Ross Barrera, the former Republican party chair in Starr county, says he and his neighbours did not “hate” migrants, but were concerned about an overspill of drug cartel-related violence in their communities. “Maybe we don’t need a wall, but we do need some type of saying . . . if you have crossed the border, you have committed a crime,” Barrera says.
A cautionary tale for Democrats
Republicans are holding their own primaries in the district to determine who will run against the Democrat victor in November. A record seven candidates have put their names forward in an area where just four years ago the party could not recruit a single candidate to run. Early voting patterns already suggest more people in the area are casting ballots in the Republican primary than ever before.
Cassy Garcia, a 37-year-old former aide to US senator Ted Cruz, is among the Republicans running, having already picked up the endorsements of the National Border Patrol Council — a labour union that has historically backed Cuellar — as well as the Susan B Anthony List, an anti-abortion group.
Garcia maintains she stands the best chance of beating Cisneros, whose platform includes a commitment to Medicare for All, more liberal immigration laws and an embrace of the Green New Deal, a progressive package of environmental policies opposed by many in the area who work in the oil and gas industry.
“If I go head-to-head with Jessica, that is going to be a very easy win for us, because we are a conservative community,” Garcia says. “We are not open borders, we are not socialists.”
Cuellar’s advisers are keen to emphasise the incumbent’s conservative credentials — and make the case he stands a better chance of staving off the Republicans than his progressive challenger in the atypical Democratic district.
“The congressman is a really great fit for the district at the end of the day,” says one Cuellar campaign official. “You have a lot of Republicans voting for him in a general election, on top of moderate Democrats who may not be very happy with the national Democratic message.
“I don’t think that is the case for any of the other primary candidates,” the aide added, in a thinly veiled reference to Cisneros.

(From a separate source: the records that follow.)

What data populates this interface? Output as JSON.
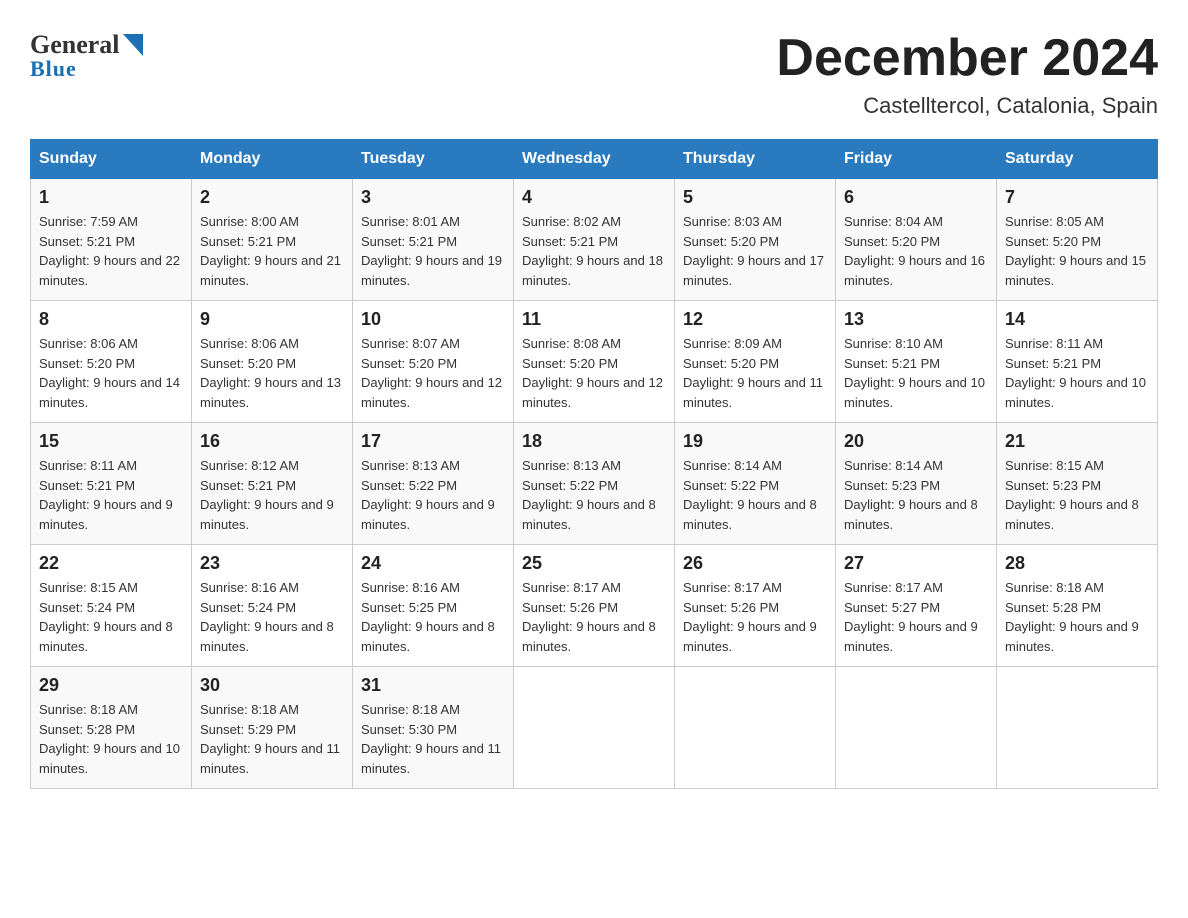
{
  "header": {
    "logo_general": "General",
    "logo_blue": "Blue",
    "title": "December 2024",
    "subtitle": "Castelltercol, Catalonia, Spain"
  },
  "days_of_week": [
    "Sunday",
    "Monday",
    "Tuesday",
    "Wednesday",
    "Thursday",
    "Friday",
    "Saturday"
  ],
  "weeks": [
    [
      {
        "num": "1",
        "sunrise": "7:59 AM",
        "sunset": "5:21 PM",
        "daylight": "9 hours and 22 minutes."
      },
      {
        "num": "2",
        "sunrise": "8:00 AM",
        "sunset": "5:21 PM",
        "daylight": "9 hours and 21 minutes."
      },
      {
        "num": "3",
        "sunrise": "8:01 AM",
        "sunset": "5:21 PM",
        "daylight": "9 hours and 19 minutes."
      },
      {
        "num": "4",
        "sunrise": "8:02 AM",
        "sunset": "5:21 PM",
        "daylight": "9 hours and 18 minutes."
      },
      {
        "num": "5",
        "sunrise": "8:03 AM",
        "sunset": "5:20 PM",
        "daylight": "9 hours and 17 minutes."
      },
      {
        "num": "6",
        "sunrise": "8:04 AM",
        "sunset": "5:20 PM",
        "daylight": "9 hours and 16 minutes."
      },
      {
        "num": "7",
        "sunrise": "8:05 AM",
        "sunset": "5:20 PM",
        "daylight": "9 hours and 15 minutes."
      }
    ],
    [
      {
        "num": "8",
        "sunrise": "8:06 AM",
        "sunset": "5:20 PM",
        "daylight": "9 hours and 14 minutes."
      },
      {
        "num": "9",
        "sunrise": "8:06 AM",
        "sunset": "5:20 PM",
        "daylight": "9 hours and 13 minutes."
      },
      {
        "num": "10",
        "sunrise": "8:07 AM",
        "sunset": "5:20 PM",
        "daylight": "9 hours and 12 minutes."
      },
      {
        "num": "11",
        "sunrise": "8:08 AM",
        "sunset": "5:20 PM",
        "daylight": "9 hours and 12 minutes."
      },
      {
        "num": "12",
        "sunrise": "8:09 AM",
        "sunset": "5:20 PM",
        "daylight": "9 hours and 11 minutes."
      },
      {
        "num": "13",
        "sunrise": "8:10 AM",
        "sunset": "5:21 PM",
        "daylight": "9 hours and 10 minutes."
      },
      {
        "num": "14",
        "sunrise": "8:11 AM",
        "sunset": "5:21 PM",
        "daylight": "9 hours and 10 minutes."
      }
    ],
    [
      {
        "num": "15",
        "sunrise": "8:11 AM",
        "sunset": "5:21 PM",
        "daylight": "9 hours and 9 minutes."
      },
      {
        "num": "16",
        "sunrise": "8:12 AM",
        "sunset": "5:21 PM",
        "daylight": "9 hours and 9 minutes."
      },
      {
        "num": "17",
        "sunrise": "8:13 AM",
        "sunset": "5:22 PM",
        "daylight": "9 hours and 9 minutes."
      },
      {
        "num": "18",
        "sunrise": "8:13 AM",
        "sunset": "5:22 PM",
        "daylight": "9 hours and 8 minutes."
      },
      {
        "num": "19",
        "sunrise": "8:14 AM",
        "sunset": "5:22 PM",
        "daylight": "9 hours and 8 minutes."
      },
      {
        "num": "20",
        "sunrise": "8:14 AM",
        "sunset": "5:23 PM",
        "daylight": "9 hours and 8 minutes."
      },
      {
        "num": "21",
        "sunrise": "8:15 AM",
        "sunset": "5:23 PM",
        "daylight": "9 hours and 8 minutes."
      }
    ],
    [
      {
        "num": "22",
        "sunrise": "8:15 AM",
        "sunset": "5:24 PM",
        "daylight": "9 hours and 8 minutes."
      },
      {
        "num": "23",
        "sunrise": "8:16 AM",
        "sunset": "5:24 PM",
        "daylight": "9 hours and 8 minutes."
      },
      {
        "num": "24",
        "sunrise": "8:16 AM",
        "sunset": "5:25 PM",
        "daylight": "9 hours and 8 minutes."
      },
      {
        "num": "25",
        "sunrise": "8:17 AM",
        "sunset": "5:26 PM",
        "daylight": "9 hours and 8 minutes."
      },
      {
        "num": "26",
        "sunrise": "8:17 AM",
        "sunset": "5:26 PM",
        "daylight": "9 hours and 9 minutes."
      },
      {
        "num": "27",
        "sunrise": "8:17 AM",
        "sunset": "5:27 PM",
        "daylight": "9 hours and 9 minutes."
      },
      {
        "num": "28",
        "sunrise": "8:18 AM",
        "sunset": "5:28 PM",
        "daylight": "9 hours and 9 minutes."
      }
    ],
    [
      {
        "num": "29",
        "sunrise": "8:18 AM",
        "sunset": "5:28 PM",
        "daylight": "9 hours and 10 minutes."
      },
      {
        "num": "30",
        "sunrise": "8:18 AM",
        "sunset": "5:29 PM",
        "daylight": "9 hours and 11 minutes."
      },
      {
        "num": "31",
        "sunrise": "8:18 AM",
        "sunset": "5:30 PM",
        "daylight": "9 hours and 11 minutes."
      },
      null,
      null,
      null,
      null
    ]
  ],
  "labels": {
    "sunrise": "Sunrise:",
    "sunset": "Sunset:",
    "daylight": "Daylight:"
  }
}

The Cisneros campaign declined to comment for this article.
Most Texas politics-watchers say despite Cisneros’s well-resourced primary challenge, and the dark cloud of the FBI investigation, they expect Cuellar to eke out victories in both the March primaries and in November.
Chuck Rocha, a Democratic political consultant and founder of Nuestro PAC, a group that works to turn out Latino voters, said he would “not want [Republicans’] odds in a poker game” in the Rio Grande Valley.

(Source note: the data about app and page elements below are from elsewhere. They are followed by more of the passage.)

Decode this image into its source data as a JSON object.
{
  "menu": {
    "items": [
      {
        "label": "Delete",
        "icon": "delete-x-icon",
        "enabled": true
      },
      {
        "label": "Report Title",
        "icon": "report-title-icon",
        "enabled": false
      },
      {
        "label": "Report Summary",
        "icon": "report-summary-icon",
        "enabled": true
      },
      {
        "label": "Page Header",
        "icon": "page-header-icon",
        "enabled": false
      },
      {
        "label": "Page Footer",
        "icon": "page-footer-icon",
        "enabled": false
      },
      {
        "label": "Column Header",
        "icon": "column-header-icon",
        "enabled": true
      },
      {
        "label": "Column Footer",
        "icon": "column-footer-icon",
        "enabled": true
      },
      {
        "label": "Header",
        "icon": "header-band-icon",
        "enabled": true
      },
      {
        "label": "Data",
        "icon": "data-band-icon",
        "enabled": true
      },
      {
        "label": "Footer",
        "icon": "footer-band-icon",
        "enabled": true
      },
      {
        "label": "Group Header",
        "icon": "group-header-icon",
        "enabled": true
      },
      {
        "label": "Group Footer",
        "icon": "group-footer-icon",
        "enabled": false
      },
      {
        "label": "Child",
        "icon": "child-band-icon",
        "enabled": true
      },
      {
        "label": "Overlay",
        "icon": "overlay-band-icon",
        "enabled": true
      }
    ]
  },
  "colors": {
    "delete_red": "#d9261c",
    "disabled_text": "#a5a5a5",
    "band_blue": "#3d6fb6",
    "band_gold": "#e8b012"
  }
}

But he added the party’s inroads in the area should serve as a cautionary tale for the Democrats as they look to shore up support among Hispanics heading into November.
As Biden and the Democrats’ approval ratings have fallen nationwide in recent months, some surveys suggest their standing has fallen more sharply among Hispanics than other ethnic and minority groups.

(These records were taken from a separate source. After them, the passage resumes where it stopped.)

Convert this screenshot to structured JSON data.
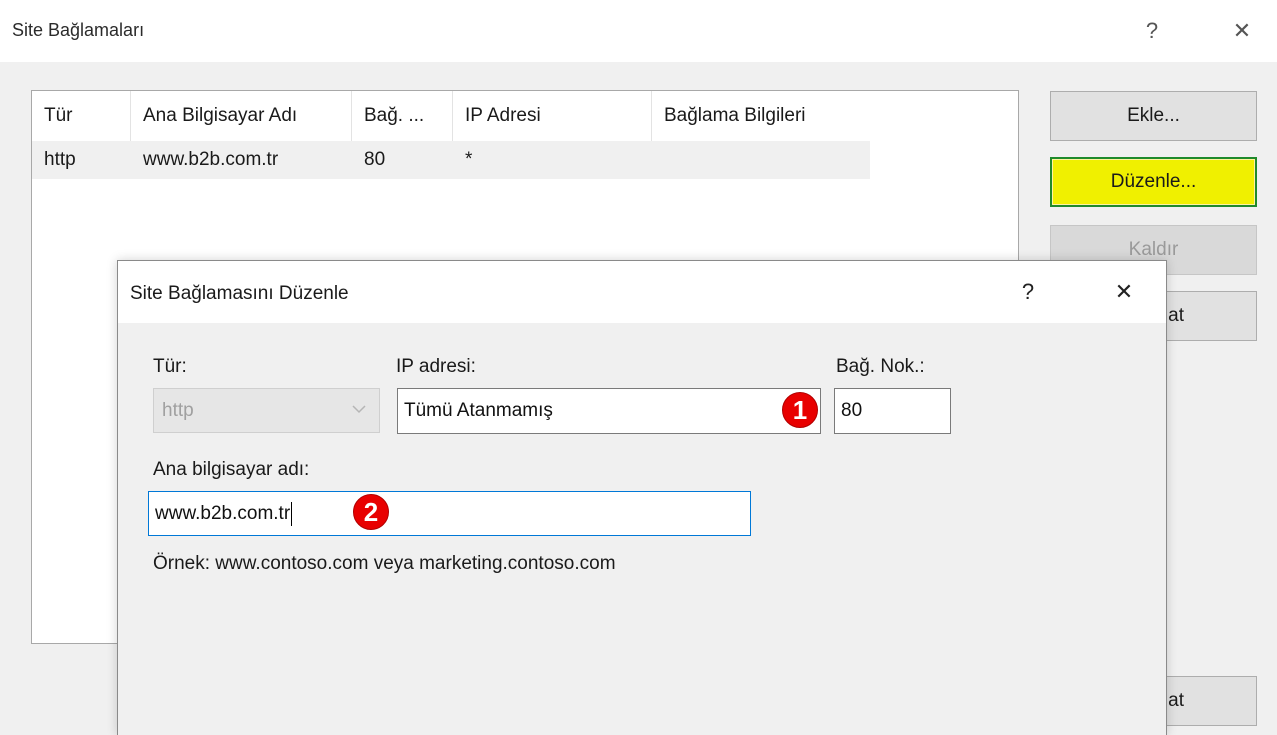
{
  "window": {
    "title": "Site Bağlamaları",
    "help": "?",
    "close": "✕"
  },
  "bindings_table": {
    "columns": [
      "Tür",
      "Ana Bilgisayar Adı",
      "Bağ. ...",
      "IP Adresi",
      "Bağlama Bilgileri"
    ],
    "rows": [
      [
        "http",
        "www.b2b.com.tr",
        "80",
        "*",
        ""
      ]
    ]
  },
  "buttons": {
    "add": "Ekle...",
    "edit": "Düzenle...",
    "remove": "Kaldır",
    "browse_partial": "at",
    "bottom_partial": "at"
  },
  "dialog": {
    "title": "Site Bağlamasını Düzenle",
    "help": "?",
    "close": "✕",
    "type_label": "Tür:",
    "type_value": "http",
    "ip_label": "IP adresi:",
    "ip_value": "Tümü Atanmamış",
    "port_label": "Bağ. Nok.:",
    "port_value": "80",
    "host_label": "Ana bilgisayar adı:",
    "host_value": "www.b2b.com.tr",
    "example_text": "Örnek: www.contoso.com veya marketing.contoso.com"
  },
  "annotations": {
    "marker_1": "1",
    "marker_2": "2"
  },
  "colors": {
    "highlight_button": "#f0f000",
    "highlight_border": "#1f8a2b",
    "marker_red": "#e80000",
    "focus_blue": "#0078d7"
  }
}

“Demographics is an opportunity, not a destiny . . . the work still has to be done to tell young voters in Texas why they are Democrats,” says Rocha. “We just always assumed wrongly because their mommas and daddies were Democrats that they would be Democrats, and that is a false narrative that Democrats are learning the hard way.”